(The following is a rerun from the summer of 2002. Buster is deer bowling in heaven. Tsuga has learned the rules of the sport. And we've learned that a yellow lab makes for much easier viewing than a black one. It's the kind of entertainment you really have to see to appreciate. But as a tribute to Buster and to celebrate a new season of deer-wrangling, here's the play-by-play.)
Ah yes, it is that time of year once again when we play one of our favorite games here on Goose Creek: Deer Bowling.
Appropriate attire: rubber knee-high 'barn boots'; cap to keep the deerflies off your head; everything else is up to you.
Time: nightly, seasonally adjusted to about 20 minutes before 'real dark'. Must be able to see 2-300 yards, at least the color WHITE.
Team 1) Buster, the goofy Black Lab, plus participant-observers
Team 2) Deer. Team size varies from 2 to 6 typically; more than 6 is permissable, less than 2 is hardly worth the effort.
Team 2 Rules: Team 2 must be allowed to graze peacefully over in the pasture for at least 15 minutes...enough time to lower their vigilance, concentrate on the timothy and clover. Further, Team 2 is to remain in set positions that are established at the time Team One appears. Although they may snort threateningly, they may not move until Buster of Team 1 is within 100 yards.
Team 1 Rules: Participant-observers (from 1 to 3 participants, usually me and the wife) must excercise stealth in their approach to the playing field. Talking is forbidden and Fred is restricted from whistling, no matter what. All members of Team 1 cross the creek together. Buster of Team 1 begins his challenge exactly here.

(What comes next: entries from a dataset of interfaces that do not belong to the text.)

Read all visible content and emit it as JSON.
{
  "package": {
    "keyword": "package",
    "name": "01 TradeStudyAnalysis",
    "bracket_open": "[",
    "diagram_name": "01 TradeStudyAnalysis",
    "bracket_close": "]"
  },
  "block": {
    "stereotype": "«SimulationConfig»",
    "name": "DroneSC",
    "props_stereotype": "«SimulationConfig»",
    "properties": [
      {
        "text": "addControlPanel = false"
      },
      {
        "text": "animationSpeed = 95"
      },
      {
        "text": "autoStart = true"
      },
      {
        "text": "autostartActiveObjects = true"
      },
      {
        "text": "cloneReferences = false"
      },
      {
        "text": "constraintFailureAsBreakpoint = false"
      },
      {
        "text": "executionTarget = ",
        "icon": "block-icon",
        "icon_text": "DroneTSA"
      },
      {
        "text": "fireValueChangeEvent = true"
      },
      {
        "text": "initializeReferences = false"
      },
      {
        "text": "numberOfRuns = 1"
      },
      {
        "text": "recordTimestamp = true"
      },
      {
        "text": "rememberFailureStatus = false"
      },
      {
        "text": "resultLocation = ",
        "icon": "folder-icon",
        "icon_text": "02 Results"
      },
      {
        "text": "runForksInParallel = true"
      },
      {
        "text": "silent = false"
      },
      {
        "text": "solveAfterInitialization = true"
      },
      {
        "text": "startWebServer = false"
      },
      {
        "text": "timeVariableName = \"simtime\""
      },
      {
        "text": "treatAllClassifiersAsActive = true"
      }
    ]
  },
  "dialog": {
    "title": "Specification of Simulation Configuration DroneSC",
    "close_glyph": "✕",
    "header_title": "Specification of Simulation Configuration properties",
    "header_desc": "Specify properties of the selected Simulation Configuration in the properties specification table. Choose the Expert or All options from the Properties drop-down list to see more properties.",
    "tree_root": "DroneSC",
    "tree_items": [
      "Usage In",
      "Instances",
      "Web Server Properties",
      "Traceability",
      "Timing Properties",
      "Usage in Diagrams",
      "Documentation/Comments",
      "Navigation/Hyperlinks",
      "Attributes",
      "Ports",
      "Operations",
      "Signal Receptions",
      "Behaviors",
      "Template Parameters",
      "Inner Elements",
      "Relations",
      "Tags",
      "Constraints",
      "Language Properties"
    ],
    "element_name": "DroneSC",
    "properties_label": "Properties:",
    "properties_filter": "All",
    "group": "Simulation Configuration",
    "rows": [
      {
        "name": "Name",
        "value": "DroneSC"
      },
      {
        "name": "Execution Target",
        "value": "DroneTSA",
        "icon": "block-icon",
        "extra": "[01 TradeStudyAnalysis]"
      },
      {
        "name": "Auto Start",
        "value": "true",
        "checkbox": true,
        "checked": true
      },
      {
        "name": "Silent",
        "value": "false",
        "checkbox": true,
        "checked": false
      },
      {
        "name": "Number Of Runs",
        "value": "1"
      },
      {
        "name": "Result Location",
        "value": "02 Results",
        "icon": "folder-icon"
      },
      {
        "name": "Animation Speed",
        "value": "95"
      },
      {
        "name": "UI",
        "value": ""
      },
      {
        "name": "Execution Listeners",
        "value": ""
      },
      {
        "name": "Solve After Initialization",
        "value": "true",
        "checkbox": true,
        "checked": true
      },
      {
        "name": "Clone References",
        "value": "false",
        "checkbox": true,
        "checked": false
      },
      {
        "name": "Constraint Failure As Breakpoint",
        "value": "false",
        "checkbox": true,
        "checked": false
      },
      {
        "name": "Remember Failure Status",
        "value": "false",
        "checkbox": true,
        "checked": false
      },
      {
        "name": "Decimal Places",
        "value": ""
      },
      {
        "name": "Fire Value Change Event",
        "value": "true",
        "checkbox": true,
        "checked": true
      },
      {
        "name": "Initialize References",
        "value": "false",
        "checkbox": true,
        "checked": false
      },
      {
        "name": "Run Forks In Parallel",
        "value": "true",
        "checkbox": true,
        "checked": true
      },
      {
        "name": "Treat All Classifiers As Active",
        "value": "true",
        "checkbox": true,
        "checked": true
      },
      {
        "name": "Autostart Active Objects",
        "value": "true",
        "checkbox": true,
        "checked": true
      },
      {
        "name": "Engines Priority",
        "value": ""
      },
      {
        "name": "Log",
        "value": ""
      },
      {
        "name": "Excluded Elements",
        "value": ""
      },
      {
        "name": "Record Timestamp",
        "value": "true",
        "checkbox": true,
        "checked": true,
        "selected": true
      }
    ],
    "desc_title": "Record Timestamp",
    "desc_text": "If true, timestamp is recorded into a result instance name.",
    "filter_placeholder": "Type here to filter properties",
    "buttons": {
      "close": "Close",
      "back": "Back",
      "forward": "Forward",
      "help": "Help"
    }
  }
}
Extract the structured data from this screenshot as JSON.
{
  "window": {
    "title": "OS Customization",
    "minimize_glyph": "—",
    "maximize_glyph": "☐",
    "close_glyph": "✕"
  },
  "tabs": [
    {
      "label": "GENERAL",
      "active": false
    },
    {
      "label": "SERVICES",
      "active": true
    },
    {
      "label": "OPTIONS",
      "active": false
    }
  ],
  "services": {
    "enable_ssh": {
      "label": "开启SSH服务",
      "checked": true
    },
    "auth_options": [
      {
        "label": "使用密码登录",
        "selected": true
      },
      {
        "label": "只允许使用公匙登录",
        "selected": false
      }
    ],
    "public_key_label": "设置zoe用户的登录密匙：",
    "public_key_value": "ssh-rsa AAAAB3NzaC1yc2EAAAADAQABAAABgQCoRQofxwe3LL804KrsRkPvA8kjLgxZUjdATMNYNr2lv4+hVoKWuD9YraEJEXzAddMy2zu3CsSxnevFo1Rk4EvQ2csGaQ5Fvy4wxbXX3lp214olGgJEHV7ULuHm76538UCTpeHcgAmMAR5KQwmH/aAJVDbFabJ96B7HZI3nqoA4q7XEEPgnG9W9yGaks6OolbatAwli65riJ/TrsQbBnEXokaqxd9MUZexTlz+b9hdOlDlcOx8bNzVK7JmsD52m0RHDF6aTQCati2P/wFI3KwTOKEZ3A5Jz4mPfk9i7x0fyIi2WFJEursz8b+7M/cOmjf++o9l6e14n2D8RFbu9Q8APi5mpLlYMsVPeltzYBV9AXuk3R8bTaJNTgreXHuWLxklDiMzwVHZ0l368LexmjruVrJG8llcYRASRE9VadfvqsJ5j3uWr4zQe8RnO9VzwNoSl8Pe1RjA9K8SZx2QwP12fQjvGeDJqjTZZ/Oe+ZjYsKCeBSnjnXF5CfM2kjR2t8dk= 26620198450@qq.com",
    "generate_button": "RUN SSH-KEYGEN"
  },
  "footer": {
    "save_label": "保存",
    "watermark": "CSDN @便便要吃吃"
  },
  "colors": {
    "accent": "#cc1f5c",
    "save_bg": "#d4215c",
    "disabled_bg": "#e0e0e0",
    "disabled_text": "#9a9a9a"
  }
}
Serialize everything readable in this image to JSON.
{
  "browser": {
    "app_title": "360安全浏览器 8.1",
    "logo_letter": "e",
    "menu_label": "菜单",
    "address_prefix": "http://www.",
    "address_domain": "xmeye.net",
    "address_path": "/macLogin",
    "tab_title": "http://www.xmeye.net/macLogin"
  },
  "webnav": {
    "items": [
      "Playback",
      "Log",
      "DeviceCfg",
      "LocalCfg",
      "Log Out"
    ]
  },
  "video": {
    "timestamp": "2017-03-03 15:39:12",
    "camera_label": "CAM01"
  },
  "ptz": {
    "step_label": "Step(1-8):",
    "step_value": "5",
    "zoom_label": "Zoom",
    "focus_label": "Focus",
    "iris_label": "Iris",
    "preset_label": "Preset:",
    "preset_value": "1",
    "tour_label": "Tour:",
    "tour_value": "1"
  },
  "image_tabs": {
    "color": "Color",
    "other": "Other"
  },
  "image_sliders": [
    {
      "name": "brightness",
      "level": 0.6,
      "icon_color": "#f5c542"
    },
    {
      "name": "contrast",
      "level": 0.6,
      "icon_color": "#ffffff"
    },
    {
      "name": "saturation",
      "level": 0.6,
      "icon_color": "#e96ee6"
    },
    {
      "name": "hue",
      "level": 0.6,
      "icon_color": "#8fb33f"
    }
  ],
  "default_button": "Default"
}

Play: Buster sneaks up to the corner of the barn, lifting each paw slowly, creeping around the barn to the bend in the pasture beyond which Team 2 becomes visible. Running may commence at this point, although the generally slower participant-observers of Team 1 are clumsily just crossing the creek in their clunky rubber boots at this point. That is tuff, play has already commenced.
Scoring: Buster rounds the corner at a high rate of accelleration, reaching terminal velocity by the first quarter of the pasture length. Deer continue to graze. A mid field, one or two deer look up in a bored fashion. At three-quarters of the length of the field, the action starts. All deer wheel and jump in every direction, sometimes only the white tails are visible in the dusk, and the impression is one of bowling pins richocheting left and right, or of popcorn popping.
The score is always the same: Buster gets close enough to feel like a great hunter; the deer move off just into the brush, snorting, aggravated for long enough for Team 1 to get about half way back to the house at which time Team 2 returns, to consume the playing field; and participant-observers laugh at the whole scene, thinking: Dang! THIS is a great game!